The use of ayahuasca as a remedy to help overcome drug addictions is a fundamental aspect of treatment programs at Takiwasi, a therapeutic community based in Tarapoto, Peru [15]. The Takiwasi approach incorporates various aspects of traditional Amazonian folk medicine (including the use of various medicinal jungle plants, in addition to ayahuasca), communitarian residence and psychotherapy. Similarly, in the state of Amazonas, Brazil, the Instituto de Etnopsicología Amazónica Aplicada (or IDEAA) runs a treatment program that combines the ritual use of ayahuasca with complementary psycho-social rehabilitation methods [16]. Although these programs claim improved health outcomes for patients who complete them, neither has been evaluated with sufficient scientific rigor to provide definitive evidence of the success of their approaches. Nevertheless, evidence from members of Brazilian ayahuasca churches, as well as claims of treatment success from Takiwasi and IDEAA, has led researchers to speculate on possible neurochemical, psychological or transcendent mechanisms of ayahuasca’s purported therapeutic action [3, 4, 17, 18].

In Canada, First Nations and Aboriginal peoples have been disproportionately affected by illnesses and social problems that are the legacies of colonialism and consequent territorial and cultural dislocation [19], including substance dependence (although considerable variation in epidemiology of addiction exists across this heterogeneous sub-population) [20]. However, current approaches to treating addictions—especially to alcohol and cocaine— continue to be of limited success [21], despite decades of research. Dr. Gabor Maté, a Canadian physician specialized in addictions medicine and experienced in working with Aboriginal people [22], became interested in the potential value of ayahuasca as an adjunct to group therapy in 2009.

He began conducting occasional multi-day “Working with Addiction and Stress” retreats in partnership with ayahuasqueros from Peru and British Columbia (the retreat team), reporting positive outcomes for participants from the general Canadian population with a variety of psychological health conditions and illness severities. The retreat team refined the structure, pacing and other elements of their approach over the course of several retreats conducted with mostly non-aboriginal Canadian participants in 2009 and 2010. This allowed the retreat team to establish procedures for enhancing interpersonal rapport and creating a coherent therapeutic context prior to the sessions conducted with the First Nations participants observed in this study.

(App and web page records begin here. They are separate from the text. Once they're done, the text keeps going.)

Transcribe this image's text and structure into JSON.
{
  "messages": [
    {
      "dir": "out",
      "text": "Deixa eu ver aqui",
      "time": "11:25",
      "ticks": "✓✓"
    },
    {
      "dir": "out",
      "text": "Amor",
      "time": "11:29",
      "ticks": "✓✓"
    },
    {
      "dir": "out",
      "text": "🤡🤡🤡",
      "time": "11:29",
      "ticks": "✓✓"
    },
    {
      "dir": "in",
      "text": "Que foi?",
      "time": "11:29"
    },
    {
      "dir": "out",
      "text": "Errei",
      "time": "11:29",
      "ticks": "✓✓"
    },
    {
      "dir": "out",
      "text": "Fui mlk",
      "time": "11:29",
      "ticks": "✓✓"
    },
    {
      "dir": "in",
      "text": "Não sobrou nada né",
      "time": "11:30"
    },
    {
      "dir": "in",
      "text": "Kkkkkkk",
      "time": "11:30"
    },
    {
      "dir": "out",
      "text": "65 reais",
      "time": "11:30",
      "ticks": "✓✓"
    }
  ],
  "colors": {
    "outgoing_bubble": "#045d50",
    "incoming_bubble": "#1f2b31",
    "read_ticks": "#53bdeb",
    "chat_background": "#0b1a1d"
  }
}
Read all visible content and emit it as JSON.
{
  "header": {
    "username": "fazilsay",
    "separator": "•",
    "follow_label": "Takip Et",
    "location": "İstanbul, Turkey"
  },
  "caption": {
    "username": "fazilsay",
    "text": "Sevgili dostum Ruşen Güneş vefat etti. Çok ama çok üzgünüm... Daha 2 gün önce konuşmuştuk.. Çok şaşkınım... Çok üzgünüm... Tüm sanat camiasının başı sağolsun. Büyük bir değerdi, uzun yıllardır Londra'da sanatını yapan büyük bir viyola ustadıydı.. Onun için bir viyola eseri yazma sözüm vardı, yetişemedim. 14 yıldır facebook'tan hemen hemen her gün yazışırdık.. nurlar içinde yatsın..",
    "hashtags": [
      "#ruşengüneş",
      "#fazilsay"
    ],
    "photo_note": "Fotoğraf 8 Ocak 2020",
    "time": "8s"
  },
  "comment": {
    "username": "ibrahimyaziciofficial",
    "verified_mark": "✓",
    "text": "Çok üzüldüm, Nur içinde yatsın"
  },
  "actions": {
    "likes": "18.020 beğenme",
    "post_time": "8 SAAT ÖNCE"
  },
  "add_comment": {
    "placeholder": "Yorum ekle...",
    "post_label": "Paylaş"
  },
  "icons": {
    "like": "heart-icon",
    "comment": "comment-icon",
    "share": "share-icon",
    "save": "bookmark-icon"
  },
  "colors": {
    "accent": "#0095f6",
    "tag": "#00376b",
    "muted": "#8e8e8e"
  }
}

The retreat team’s work with ayahuasca came to the attention of a rural aboriginal First Nations band in
southwestern British Columbia, which invited the team to conduct retreats for community members with substance dependence or other habitual behavioral problems, such as problem gambling. The band’s health office was interested in exploring whether a traditional indigenous practice from South America might help address some of the past trauma and consequent health issues that its community members
were experiencing and that Western medical and legal approaches have not been reliably effective at curtailing.

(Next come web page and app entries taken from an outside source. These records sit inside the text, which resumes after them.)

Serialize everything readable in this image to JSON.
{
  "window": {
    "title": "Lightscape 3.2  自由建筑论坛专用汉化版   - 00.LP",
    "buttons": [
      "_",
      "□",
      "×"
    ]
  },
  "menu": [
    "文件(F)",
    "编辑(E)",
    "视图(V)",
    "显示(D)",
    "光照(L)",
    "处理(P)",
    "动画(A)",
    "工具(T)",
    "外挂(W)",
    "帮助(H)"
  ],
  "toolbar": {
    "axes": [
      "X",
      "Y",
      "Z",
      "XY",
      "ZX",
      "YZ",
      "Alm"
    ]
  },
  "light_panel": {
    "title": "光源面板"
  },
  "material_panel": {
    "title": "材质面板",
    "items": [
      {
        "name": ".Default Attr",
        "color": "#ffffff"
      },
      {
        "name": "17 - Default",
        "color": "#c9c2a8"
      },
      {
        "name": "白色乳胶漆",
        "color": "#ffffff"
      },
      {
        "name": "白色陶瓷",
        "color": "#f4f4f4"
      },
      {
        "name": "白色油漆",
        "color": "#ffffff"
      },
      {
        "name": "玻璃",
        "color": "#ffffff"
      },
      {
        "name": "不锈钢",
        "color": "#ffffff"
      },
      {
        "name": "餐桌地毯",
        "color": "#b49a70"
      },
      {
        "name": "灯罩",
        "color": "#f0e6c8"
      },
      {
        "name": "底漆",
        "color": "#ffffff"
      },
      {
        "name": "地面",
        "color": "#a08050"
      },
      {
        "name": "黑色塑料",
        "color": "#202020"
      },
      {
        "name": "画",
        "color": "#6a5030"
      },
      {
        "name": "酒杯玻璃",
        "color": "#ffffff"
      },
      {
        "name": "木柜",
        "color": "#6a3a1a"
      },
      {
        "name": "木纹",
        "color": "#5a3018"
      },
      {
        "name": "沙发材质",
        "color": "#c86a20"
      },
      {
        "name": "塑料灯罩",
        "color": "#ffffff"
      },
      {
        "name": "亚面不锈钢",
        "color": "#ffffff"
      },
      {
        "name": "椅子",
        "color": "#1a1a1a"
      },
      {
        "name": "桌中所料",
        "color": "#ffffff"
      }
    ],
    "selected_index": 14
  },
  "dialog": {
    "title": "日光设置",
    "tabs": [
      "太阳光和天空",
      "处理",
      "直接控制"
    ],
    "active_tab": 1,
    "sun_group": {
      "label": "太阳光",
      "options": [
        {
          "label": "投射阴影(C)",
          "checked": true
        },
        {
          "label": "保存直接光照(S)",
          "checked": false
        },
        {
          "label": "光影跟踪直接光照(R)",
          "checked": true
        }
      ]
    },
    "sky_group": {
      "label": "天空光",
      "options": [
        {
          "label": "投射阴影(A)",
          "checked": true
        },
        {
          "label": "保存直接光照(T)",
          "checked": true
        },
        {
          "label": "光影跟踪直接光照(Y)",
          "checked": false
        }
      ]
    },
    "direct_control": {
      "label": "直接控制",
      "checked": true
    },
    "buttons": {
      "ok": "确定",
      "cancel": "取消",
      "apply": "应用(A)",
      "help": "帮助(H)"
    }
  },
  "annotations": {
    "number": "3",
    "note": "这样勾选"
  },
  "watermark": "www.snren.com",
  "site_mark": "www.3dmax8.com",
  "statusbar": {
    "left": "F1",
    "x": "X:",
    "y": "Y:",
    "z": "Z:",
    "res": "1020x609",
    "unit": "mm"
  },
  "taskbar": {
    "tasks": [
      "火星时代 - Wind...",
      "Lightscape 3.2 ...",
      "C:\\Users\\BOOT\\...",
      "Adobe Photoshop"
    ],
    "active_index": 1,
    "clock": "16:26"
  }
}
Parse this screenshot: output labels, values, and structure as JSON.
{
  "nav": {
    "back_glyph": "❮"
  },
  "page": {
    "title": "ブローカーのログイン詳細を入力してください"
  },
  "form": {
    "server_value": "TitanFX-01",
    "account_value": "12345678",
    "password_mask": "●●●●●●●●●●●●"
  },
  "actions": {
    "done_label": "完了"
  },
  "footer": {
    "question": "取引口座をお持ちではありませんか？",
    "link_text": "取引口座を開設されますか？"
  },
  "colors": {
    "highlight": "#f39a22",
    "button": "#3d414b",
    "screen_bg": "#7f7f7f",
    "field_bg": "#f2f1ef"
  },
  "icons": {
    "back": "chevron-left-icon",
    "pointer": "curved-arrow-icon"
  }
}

Following the decision to provide this treatment to members of the community, the band’s health office offered the authors of this article (the research team) an opportunity to conduct an observational study of the retreats in order to more systematically document and assess the effects of the treatment. Funding for the study was secured through philanthropic donations to the Multidisciplinary Association of Psychedelic Studies (MAPS) and through an anonymous donor. In February 2011, members of the research and retreat teams met with the band Council and band Elders to discuss the retreats and obtained their consent for the study. At the request of the band leadership, the band’s health office agreed to closely monitor participants for any adverse psychological or other reactions following the retreats. Subsequently, two retreats were conducted, one in June 2011 and the other in September 2011.